[Opening Supplied records section]

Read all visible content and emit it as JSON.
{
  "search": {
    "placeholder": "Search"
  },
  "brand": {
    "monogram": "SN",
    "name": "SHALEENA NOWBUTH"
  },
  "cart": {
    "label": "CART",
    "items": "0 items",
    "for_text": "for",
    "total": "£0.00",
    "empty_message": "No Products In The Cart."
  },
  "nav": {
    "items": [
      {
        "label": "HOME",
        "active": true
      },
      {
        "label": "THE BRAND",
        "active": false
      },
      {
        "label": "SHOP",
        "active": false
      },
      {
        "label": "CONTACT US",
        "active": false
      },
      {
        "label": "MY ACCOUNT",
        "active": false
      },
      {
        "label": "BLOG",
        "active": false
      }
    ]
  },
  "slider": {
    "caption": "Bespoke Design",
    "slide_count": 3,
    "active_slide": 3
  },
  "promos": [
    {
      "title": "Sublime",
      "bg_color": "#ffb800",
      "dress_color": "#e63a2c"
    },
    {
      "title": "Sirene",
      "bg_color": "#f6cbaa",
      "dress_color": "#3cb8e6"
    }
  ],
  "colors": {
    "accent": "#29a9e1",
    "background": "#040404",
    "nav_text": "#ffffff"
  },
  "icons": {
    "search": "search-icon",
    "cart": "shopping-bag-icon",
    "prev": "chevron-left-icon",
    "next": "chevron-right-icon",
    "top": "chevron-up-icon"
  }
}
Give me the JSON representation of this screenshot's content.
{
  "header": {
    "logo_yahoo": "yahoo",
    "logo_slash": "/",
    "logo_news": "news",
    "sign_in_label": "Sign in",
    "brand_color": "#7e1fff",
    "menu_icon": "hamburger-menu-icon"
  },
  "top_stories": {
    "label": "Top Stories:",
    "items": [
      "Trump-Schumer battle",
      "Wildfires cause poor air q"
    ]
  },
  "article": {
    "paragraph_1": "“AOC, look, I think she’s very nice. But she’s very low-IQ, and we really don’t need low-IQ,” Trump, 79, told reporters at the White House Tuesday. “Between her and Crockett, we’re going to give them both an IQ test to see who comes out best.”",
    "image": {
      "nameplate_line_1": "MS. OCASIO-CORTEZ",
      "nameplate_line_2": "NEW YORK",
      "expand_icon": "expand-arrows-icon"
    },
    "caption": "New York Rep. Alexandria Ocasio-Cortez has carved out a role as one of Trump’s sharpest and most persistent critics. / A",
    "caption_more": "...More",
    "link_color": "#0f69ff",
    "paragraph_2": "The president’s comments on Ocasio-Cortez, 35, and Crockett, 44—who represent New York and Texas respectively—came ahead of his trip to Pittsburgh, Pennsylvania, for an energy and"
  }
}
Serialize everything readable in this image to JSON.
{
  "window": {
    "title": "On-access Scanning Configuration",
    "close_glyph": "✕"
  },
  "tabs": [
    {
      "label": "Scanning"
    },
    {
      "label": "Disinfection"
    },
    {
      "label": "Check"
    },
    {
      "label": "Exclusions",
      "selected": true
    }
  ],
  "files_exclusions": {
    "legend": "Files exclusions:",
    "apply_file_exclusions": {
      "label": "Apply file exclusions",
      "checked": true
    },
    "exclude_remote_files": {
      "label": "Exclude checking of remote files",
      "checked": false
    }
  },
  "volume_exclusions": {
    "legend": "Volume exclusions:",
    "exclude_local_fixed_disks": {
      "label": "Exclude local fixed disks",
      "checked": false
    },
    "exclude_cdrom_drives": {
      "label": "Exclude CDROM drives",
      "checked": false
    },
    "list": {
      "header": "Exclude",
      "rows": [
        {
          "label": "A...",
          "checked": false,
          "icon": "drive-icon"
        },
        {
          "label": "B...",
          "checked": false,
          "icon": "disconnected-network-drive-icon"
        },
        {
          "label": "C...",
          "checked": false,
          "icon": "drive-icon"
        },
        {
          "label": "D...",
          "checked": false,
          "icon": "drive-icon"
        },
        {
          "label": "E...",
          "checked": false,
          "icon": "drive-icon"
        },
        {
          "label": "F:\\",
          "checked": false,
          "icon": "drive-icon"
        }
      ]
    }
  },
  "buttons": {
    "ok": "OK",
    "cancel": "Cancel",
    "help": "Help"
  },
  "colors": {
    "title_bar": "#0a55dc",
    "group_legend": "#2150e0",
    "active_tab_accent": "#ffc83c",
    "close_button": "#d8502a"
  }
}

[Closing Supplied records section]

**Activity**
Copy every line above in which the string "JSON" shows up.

**Completed exercise**
Read all visible content and emit it as JSON.
Give me the JSON representation of this screenshot's content.
Serialize everything readable in this image to JSON.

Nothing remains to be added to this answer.